Human rights violations are the genesis to conflicts
Human Rights and prevention of conflicts - Remarks to the press by Mr. François Delattre, Permanent Representative of France to the United Nations - 18 April 2017
Just a few words on the important debate that we are about to have. This is a good initiative and I want to thank my colleague and friend, Nikki Haley, for this initiative.
You know the place of Human Rights here at the Security Council. You know that it has been gaining ground over the last years. Violations of Human Rights remain unfortunately a daily issue in our work at the Security Council, since they are usually the genesis to hatred, violence and destabilization of entire countries and even regions. Just think about Syria, just think about the barbaric war crimes committed by Assad, which is really at the heart of what we have to deal with on a daily basis. So what is at stake is our common values, the respect and protection of Human Rights, and, at the end of the day, the credibility of the Security Council.
If you think about it, second point, the Council has developed over the years a wide range of tools to address Human Rights: in the mandate of the peacekeeping missions, in sanctioning individuals, in creating Special Representatives and setting up principles for the protection of children and women in armed conflicts or the protection of journalists, all issues where France has been at the forefront of international efforts; it is also true in the fight against impunity through its various forms.

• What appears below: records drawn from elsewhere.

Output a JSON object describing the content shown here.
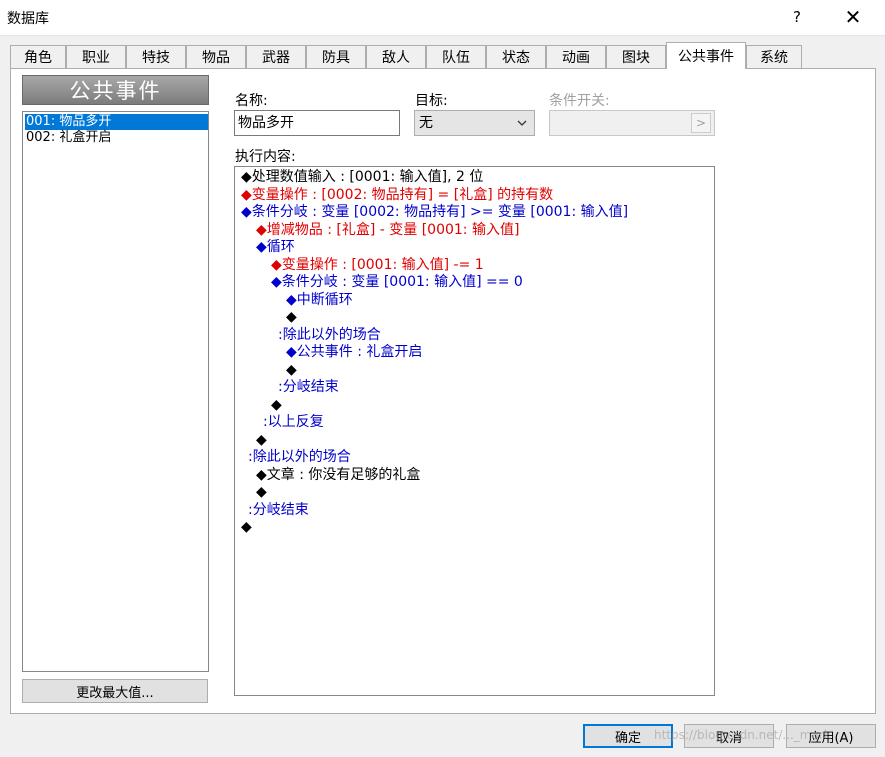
{
  "window": {
    "title": "数据库",
    "help_glyph": "?",
    "close_glyph": "✕"
  },
  "tabs": [
    {
      "label": "角色"
    },
    {
      "label": "职业"
    },
    {
      "label": "特技"
    },
    {
      "label": "物品"
    },
    {
      "label": "武器"
    },
    {
      "label": "防具"
    },
    {
      "label": "敌人"
    },
    {
      "label": "队伍"
    },
    {
      "label": "状态"
    },
    {
      "label": "动画"
    },
    {
      "label": "图块"
    },
    {
      "label": "公共事件",
      "active": true
    },
    {
      "label": "系统"
    }
  ],
  "left_panel": {
    "header": "公共事件",
    "items": [
      {
        "label": "001: 物品多开",
        "selected": true
      },
      {
        "label": "002: 礼盒开启",
        "selected": false
      }
    ],
    "change_max_button": "更改最大值..."
  },
  "form": {
    "name_label": "名称:",
    "name_value": "物品多开",
    "target_label": "目标:",
    "target_value": "无",
    "switch_label": "条件开关:",
    "switch_button_glyph": ">",
    "content_label": "执行内容:"
  },
  "commands": [
    {
      "indent": 0,
      "color": "black",
      "text": "◆处理数值输入 : [0001: 输入值], 2 位"
    },
    {
      "indent": 0,
      "color": "red",
      "text": "◆变量操作 : [0002: 物品持有] = [礼盒] 的持有数"
    },
    {
      "indent": 0,
      "color": "blue",
      "text": "◆条件分岐 : 变量 [0002: 物品持有] >= 变量 [0001: 输入值]"
    },
    {
      "indent": 1,
      "color": "red",
      "text": "◆增减物品 : [礼盒] - 变量 [0001: 输入值]"
    },
    {
      "indent": 1,
      "color": "blue",
      "text": "◆循环"
    },
    {
      "indent": 2,
      "color": "red",
      "text": "◆变量操作 : [0001: 输入值] -= 1"
    },
    {
      "indent": 2,
      "color": "blue",
      "text": "◆条件分岐 : 变量 [0001: 输入值] == 0"
    },
    {
      "indent": 3,
      "color": "blue",
      "text": "◆中断循环"
    },
    {
      "indent": 3,
      "color": "black",
      "text": "◆"
    },
    {
      "indent": 2,
      "color": "blue",
      "text": ":除此以外的场合"
    },
    {
      "indent": 3,
      "color": "blue",
      "text": "◆公共事件 : 礼盒开启"
    },
    {
      "indent": 3,
      "color": "black",
      "text": "◆"
    },
    {
      "indent": 2,
      "color": "blue",
      "text": ":分岐结束"
    },
    {
      "indent": 2,
      "color": "black",
      "text": "◆"
    },
    {
      "indent": 1,
      "color": "blue",
      "text": ":以上反复"
    },
    {
      "indent": 1,
      "color": "black",
      "text": "◆"
    },
    {
      "indent": 0,
      "color": "blue",
      "text": ":除此以外的场合"
    },
    {
      "indent": 1,
      "color": "black",
      "text": "◆文章 : 你没有足够的礼盒"
    },
    {
      "indent": 1,
      "color": "black",
      "text": "◆"
    },
    {
      "indent": 0,
      "color": "blue",
      "text": ":分岐结束"
    },
    {
      "indent": 0,
      "color": "black",
      "text": "◆"
    }
  ],
  "buttons": {
    "ok": "确定",
    "cancel": "取消",
    "apply": "应用(A)"
  },
  "watermark": "https://blog.csdn.net/..._mark",
  "colors": {
    "accent": "#0078d7",
    "command_black": "#000000",
    "command_red": "#e00000",
    "command_blue": "#0000cc"
  }
}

So much progress over the last years –we have many tools – and at the same time we can and must do more. For instance, we must have more information at the Security Council on Human Rights situations from relevant UN actors but also civil society players, it is something that is very important to us. In this regard, we are very worried about the situation in Burundi with the latest information regarding this militia calling for rape and violence. This is a source of particular concern for us. In the same token, we also want to strengthen the relations between the Human Rights Council and the Security Council. We think we can and must do even better in this respect. I’m thinking of a better access to the Council from the Special inquiry committee on Syria, for example.
So this public debate is a welcomed and potentially important step forward. There is no doubt that protection of Human Rights is at the core of the responsibilities of the Security Council. We need to make sure that Human Rights are our compass at all time: in the prevention of the conflicts, during the conflicts and after. And that’s why I believe this debate is important.

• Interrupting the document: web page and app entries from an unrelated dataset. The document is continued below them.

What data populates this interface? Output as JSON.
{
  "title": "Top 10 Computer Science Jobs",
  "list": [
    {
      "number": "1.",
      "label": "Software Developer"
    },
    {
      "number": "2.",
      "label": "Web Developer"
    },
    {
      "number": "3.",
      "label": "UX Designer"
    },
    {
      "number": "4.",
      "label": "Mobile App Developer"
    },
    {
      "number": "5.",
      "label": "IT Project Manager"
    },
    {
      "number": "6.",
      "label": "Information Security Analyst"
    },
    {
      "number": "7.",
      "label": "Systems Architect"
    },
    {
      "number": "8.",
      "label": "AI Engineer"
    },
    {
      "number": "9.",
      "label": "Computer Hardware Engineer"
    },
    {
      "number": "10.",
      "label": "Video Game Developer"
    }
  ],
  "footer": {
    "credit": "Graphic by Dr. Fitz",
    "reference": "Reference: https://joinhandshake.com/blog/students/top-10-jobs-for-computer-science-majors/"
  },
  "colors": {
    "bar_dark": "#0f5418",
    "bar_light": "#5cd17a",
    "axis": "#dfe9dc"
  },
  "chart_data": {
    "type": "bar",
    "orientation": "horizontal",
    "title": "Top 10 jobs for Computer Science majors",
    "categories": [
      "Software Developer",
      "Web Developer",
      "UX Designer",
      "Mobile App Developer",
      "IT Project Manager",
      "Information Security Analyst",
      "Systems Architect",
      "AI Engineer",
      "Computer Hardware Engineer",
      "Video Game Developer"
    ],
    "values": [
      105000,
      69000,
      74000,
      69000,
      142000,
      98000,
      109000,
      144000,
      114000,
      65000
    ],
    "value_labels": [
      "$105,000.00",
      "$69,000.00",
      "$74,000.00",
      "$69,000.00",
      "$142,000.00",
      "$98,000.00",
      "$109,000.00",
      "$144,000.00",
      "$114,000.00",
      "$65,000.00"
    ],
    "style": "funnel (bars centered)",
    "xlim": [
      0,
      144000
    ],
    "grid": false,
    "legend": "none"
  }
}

Q: Ambassador, I would like to ask you about, specifically regarding this meeting, the crimes committed by non-state actors like ISIS and Al-Qaeda. And my second question is about your comments about the recent referendum in Turkey which was a major political shift in the Middle-Eastern country.

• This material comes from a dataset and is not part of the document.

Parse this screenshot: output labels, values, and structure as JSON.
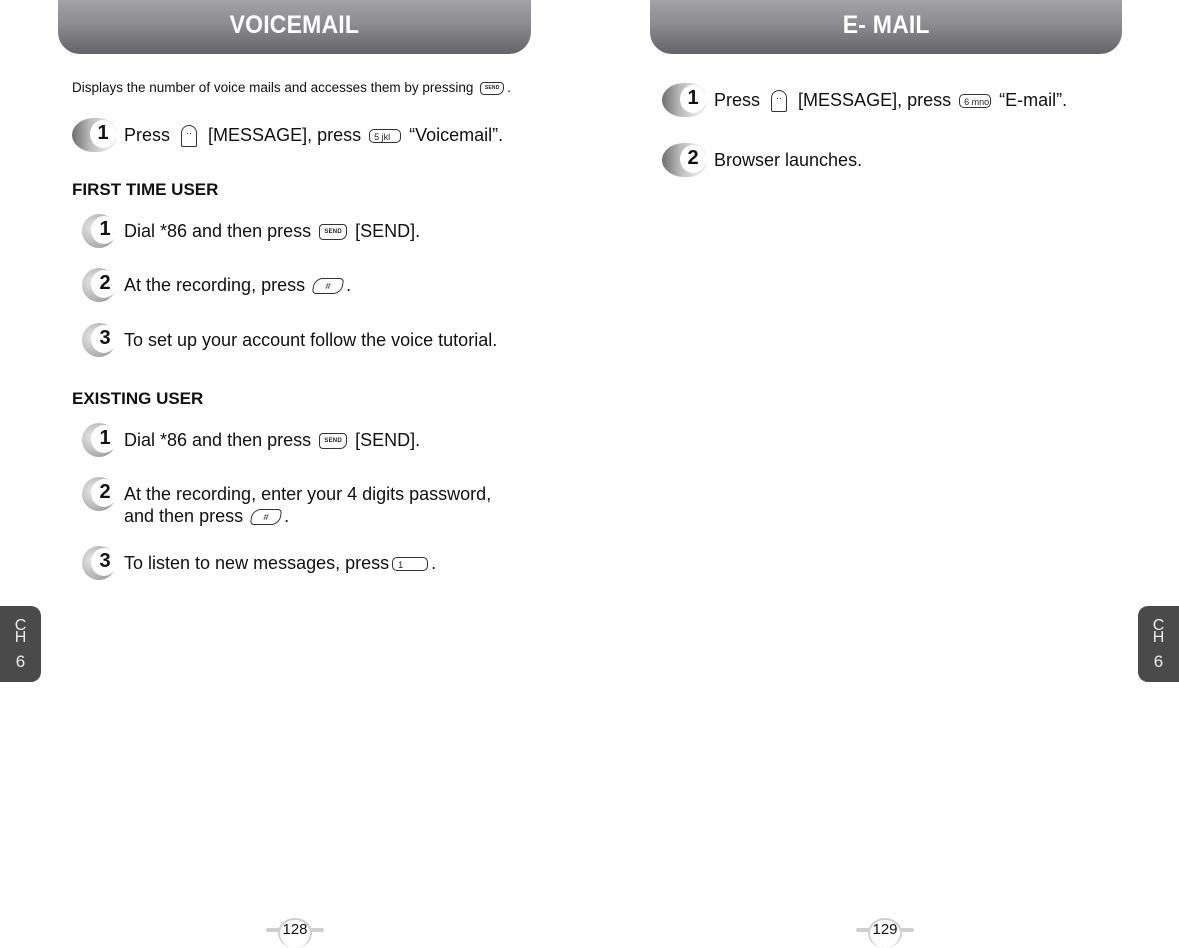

Impunity has no frontier. And when I say that I mean that the fight against impunity must encompass everybody: the States, of course, but also the non-state actors. It is something very important.
With respect to Turkey it is not up to me to comment. France’s and European authorities have already made some important comments in this respect and I won’t go any further on that.
Q : Ambassador, what about the DPRK failed missile attempt, is the Council going to react?
As far as we are concerned, we as France have already reacted after the launch of the missile. With respect to the Security Council we should consult with our friends and partners.
Q : Ambassador, some critics have asked: what’s the point of this meeting today, other than a headline in tomorrow’s newspapers? There’s no product, it’s putting the spotlight on Human Rights, the Council has a lot of discussions on Human Rights in specific circumstances, Nikki Haley said they won’t be naming names during this meeting, so some people have asked: what’s the point?
I think it is always useful confronted with such an important issue, to put things into perspective. We already have important tools to promote and protect Human Rights. We think there is more we can do. So as I told you we consider that this debate is a welcomed and potentially important step forward. It’s not the beginning of the process, it’s not the end of the road, but it’s a step forward. And it’s up to us, the members of the Security Council, to use this opportunity, not to fight against each other, but to try to find a demanding, common path to a better protection of Human Rights. That’s what I believe - and that’s what France believes, more importantly.